The full listing, copied exactly, is the required output.

• _INFORMATION SUPPLIED_
--- --- ---
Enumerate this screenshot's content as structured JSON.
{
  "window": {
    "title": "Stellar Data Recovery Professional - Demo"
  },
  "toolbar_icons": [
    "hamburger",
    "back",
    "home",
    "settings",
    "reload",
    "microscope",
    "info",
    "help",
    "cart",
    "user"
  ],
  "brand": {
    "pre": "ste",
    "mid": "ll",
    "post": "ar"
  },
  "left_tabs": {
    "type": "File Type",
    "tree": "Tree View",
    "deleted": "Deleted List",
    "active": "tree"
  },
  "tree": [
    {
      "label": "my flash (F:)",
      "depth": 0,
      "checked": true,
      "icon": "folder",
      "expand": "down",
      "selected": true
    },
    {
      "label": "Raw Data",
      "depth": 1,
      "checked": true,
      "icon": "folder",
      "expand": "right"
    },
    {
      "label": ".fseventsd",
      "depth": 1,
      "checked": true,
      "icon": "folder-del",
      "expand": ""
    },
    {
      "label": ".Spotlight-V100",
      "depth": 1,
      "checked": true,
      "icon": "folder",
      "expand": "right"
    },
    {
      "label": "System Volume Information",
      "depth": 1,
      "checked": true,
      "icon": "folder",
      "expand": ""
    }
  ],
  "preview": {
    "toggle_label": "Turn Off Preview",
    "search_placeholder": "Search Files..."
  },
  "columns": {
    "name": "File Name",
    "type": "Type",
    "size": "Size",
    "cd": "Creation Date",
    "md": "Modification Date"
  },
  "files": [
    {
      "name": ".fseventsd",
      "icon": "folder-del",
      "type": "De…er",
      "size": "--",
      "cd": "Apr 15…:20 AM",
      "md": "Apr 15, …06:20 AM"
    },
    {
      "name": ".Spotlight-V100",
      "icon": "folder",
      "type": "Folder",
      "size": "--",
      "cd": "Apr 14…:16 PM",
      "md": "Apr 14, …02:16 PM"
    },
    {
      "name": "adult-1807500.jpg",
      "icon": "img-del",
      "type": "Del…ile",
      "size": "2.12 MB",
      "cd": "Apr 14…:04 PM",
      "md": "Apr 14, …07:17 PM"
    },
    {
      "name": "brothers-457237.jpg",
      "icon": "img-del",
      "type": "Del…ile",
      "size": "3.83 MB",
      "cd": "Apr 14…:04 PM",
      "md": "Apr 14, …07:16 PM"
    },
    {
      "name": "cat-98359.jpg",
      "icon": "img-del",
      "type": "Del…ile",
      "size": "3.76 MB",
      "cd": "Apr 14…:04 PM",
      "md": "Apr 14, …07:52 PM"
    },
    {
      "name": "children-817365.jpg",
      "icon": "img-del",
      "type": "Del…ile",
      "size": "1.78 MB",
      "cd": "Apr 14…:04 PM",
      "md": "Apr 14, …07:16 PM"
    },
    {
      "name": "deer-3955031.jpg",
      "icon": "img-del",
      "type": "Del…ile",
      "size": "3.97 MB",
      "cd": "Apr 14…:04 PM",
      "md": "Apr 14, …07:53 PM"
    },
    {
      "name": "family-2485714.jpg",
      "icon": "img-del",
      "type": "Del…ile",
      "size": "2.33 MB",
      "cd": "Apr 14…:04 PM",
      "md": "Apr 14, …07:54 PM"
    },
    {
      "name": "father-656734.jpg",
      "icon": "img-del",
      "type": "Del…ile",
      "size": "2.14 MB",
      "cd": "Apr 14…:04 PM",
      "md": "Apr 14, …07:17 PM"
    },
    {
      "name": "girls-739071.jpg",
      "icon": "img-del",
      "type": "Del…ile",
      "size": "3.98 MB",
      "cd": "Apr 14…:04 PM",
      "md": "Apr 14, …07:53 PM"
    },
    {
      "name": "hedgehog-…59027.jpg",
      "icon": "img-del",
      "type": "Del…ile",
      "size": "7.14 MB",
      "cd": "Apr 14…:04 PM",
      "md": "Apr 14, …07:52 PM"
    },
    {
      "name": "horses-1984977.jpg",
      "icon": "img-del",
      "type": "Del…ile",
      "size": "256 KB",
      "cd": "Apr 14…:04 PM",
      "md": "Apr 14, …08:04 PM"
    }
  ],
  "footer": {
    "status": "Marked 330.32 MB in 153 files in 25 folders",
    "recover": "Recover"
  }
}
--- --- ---
• _REPLY_
Enumerate this screenshot's content as structured JSON.
{
  "window": {
    "title": "Stellar Data Recovery Professional - Demo"
  },
  "toolbar_icons": [
    "hamburger",
    "back",
    "home",
    "settings",
    "reload",
    "microscope",
    "info",
    "help",
    "cart",
    "user"
  ],
  "brand": {
    "pre": "ste",
    "mid": "ll",
    "post": "ar"
  },
  "left_tabs": {
    "type": "File Type",
    "tree": "Tree View",
    "deleted": "Deleted List",
    "active": "tree"
  },
  "tree": [
    {
      "label": "my flash (F:)",
      "depth": 0,
      "checked": true,
      "icon": "folder",
      "expand": "down",
      "selected": true
    },
    {
      "label": "Raw Data",
      "depth": 1,
      "checked": true,
      "icon": "folder",
      "expand": "right"
    },
    {
      "label": ".fseventsd",
      "depth": 1,
      "checked": true,
      "icon": "folder-del",
      "expand": ""
    },
    {
      "label": ".Spotlight-V100",
      "depth": 1,
      "checked": true,
      "icon": "folder",
      "expand": "right"
    },
    {
      "label": "System Volume Information",
      "depth": 1,
      "checked": true,
      "icon": "folder",
      "expand": ""
    }
  ],
  "preview": {
    "toggle_label": "Turn Off Preview",
    "search_placeholder": "Search Files..."
  },
  "columns": {
    "name": "File Name",
    "type": "Type",
    "size": "Size",
    "cd": "Creation Date",
    "md": "Modification Date"
  },
  "files": [
    {
      "name": ".fseventsd",
      "icon": "folder-del",
      "type": "De…er",
      "size": "--",
      "cd": "Apr 15…:20 AM",
      "md": "Apr 15, …06:20 AM"
    },
    {
      "name": ".Spotlight-V100",
      "icon": "folder",
      "type": "Folder",
      "size": "--",
      "cd": "Apr 14…:16 PM",
      "md": "Apr 14, …02:16 PM"
    },
    {
      "name": "adult-1807500.jpg",
      "icon": "img-del",
      "type": "Del…ile",
      "size": "2.12 MB",
      "cd": "Apr 14…:04 PM",
      "md": "Apr 14, …07:17 PM"
    },
    {
      "name": "brothers-457237.jpg",
      "icon": "img-del",
      "type": "Del…ile",
      "size": "3.83 MB",
      "cd": "Apr 14…:04 PM",
      "md": "Apr 14, …07:16 PM"
    },
    {
      "name": "cat-98359.jpg",
      "icon": "img-del",
      "type": "Del…ile",
      "size": "3.76 MB",
      "cd": "Apr 14…:04 PM",
      "md": "Apr 14, …07:52 PM"
    },
    {
      "name": "children-817365.jpg",
      "icon": "img-del",
      "type": "Del…ile",
      "size": "1.78 MB",
      "cd": "Apr 14…:04 PM",
      "md": "Apr 14, …07:16 PM"
    },
    {
      "name": "deer-3955031.jpg",
      "icon": "img-del",
      "type": "Del…ile",
      "size": "3.97 MB",
      "cd": "Apr 14…:04 PM",
      "md": "Apr 14, …07:53 PM"
    },
    {
      "name": "family-2485714.jpg",
      "icon": "img-del",
      "type": "Del…ile",
      "size": "2.33 MB",
      "cd": "Apr 14…:04 PM",
      "md": "Apr 14, …07:54 PM"
    },
    {
      "name": "father-656734.jpg",
      "icon": "img-del",
      "type": "Del…ile",
      "size": "2.14 MB",
      "cd": "Apr 14…:04 PM",
      "md": "Apr 14, …07:17 PM"
    },
    {
      "name": "girls-739071.jpg",
      "icon": "img-del",
      "type": "Del…ile",
      "size": "3.98 MB",
      "cd": "Apr 14…:04 PM",
      "md": "Apr 14, …07:53 PM"
    },
    {
      "name": "hedgehog-…59027.jpg",
      "icon": "img-del",
      "type": "Del…ile",
      "size": "7.14 MB",
      "cd": "Apr 14…:04 PM",
      "md": "Apr 14, …07:52 PM"
    },
    {
      "name": "horses-1984977.jpg",
      "icon": "img-del",
      "type": "Del…ile",
      "size": "256 KB",
      "cd": "Apr 14…:04 PM",
      "md": "Apr 14, …08:04 PM"
    }
  ],
  "footer": {
    "status": "Marked 330.32 MB in 153 files in 25 folders",
    "recover": "Recover"
  }
}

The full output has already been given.